Not all
equations qualify as functions.



To
be a function an equation must pass the vertical line test. 


That
is, if you can draw a vertical line 


through
more than one point on the graph of an equation. 


It
is not a function. 





OK,
but even if an equation is NOT a function, 


can
we find an integral and calculate an area between the function and
an axis? 





Do
you think, for example, we could find the area between the equation: 





X = Y^{2}
 1



and
the Y axis, from Y = 1 to Y = 1? 








WELL
SURE! 


We're
hot shot calculus types now, 


we
can do ANYTHING! 


(well
almost anything) 





We
work this problem just like we would work the Y = X^{2}1
problem, 


ONLY
SIDEWAYS! 





Since
the whole area we want is where X is negative, 


it's
like the ones we did before where Y was negative. 





We
have to subtract the value where the area is on the negative side of
the axis, 


to
get a positive answer. 


So
we have: 





In
this problem Y is the independent variable, so dY = 1. 





Since
dY = 1, we were allowed to tack it on anywhere we needed it 

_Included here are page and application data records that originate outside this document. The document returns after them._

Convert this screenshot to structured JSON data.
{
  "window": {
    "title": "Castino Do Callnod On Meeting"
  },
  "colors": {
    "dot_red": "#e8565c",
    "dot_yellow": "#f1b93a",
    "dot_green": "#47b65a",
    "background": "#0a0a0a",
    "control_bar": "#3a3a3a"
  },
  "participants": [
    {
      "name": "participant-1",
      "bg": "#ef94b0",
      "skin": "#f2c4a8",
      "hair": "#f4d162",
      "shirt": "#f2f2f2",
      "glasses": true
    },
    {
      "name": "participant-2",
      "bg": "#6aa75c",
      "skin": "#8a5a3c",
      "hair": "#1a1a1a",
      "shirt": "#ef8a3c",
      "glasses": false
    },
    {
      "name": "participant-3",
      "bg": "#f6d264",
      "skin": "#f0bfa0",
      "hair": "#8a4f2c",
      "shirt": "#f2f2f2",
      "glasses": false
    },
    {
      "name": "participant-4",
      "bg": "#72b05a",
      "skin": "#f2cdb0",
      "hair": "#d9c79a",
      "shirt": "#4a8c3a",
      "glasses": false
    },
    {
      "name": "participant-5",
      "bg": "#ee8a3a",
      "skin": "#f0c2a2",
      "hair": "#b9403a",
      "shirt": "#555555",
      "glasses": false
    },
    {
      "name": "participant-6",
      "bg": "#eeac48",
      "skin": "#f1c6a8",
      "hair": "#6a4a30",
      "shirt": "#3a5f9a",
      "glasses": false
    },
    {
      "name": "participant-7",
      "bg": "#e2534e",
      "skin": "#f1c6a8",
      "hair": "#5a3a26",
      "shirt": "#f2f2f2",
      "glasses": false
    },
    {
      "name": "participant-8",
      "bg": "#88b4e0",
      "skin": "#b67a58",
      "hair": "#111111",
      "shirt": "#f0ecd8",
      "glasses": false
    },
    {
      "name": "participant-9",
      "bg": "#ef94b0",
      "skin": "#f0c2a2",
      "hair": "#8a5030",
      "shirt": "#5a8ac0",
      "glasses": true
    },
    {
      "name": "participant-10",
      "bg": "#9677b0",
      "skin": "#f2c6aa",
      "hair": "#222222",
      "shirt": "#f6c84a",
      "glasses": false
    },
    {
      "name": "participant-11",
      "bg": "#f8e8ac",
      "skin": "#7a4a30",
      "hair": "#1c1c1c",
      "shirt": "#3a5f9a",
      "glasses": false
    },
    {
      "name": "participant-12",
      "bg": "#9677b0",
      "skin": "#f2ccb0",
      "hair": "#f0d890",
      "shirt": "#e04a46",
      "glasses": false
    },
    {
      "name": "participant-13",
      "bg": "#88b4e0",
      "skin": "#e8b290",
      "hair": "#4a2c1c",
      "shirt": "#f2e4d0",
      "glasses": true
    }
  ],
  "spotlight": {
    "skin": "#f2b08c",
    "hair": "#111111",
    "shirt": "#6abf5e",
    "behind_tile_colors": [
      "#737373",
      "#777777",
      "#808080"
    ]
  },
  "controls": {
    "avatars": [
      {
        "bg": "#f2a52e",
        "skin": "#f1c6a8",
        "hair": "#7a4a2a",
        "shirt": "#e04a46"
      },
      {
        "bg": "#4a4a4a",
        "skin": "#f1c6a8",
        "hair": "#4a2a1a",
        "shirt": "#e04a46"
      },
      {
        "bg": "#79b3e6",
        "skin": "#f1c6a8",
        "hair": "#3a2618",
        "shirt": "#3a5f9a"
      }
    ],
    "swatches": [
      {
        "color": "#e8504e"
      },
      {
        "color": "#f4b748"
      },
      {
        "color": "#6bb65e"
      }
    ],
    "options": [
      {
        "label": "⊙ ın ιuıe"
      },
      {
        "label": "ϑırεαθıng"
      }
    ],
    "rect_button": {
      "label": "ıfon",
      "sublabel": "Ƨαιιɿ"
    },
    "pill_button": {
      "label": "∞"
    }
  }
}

Finding
the integral and solving, we get: 

















copyright 2005 Bruce Kirkpatrick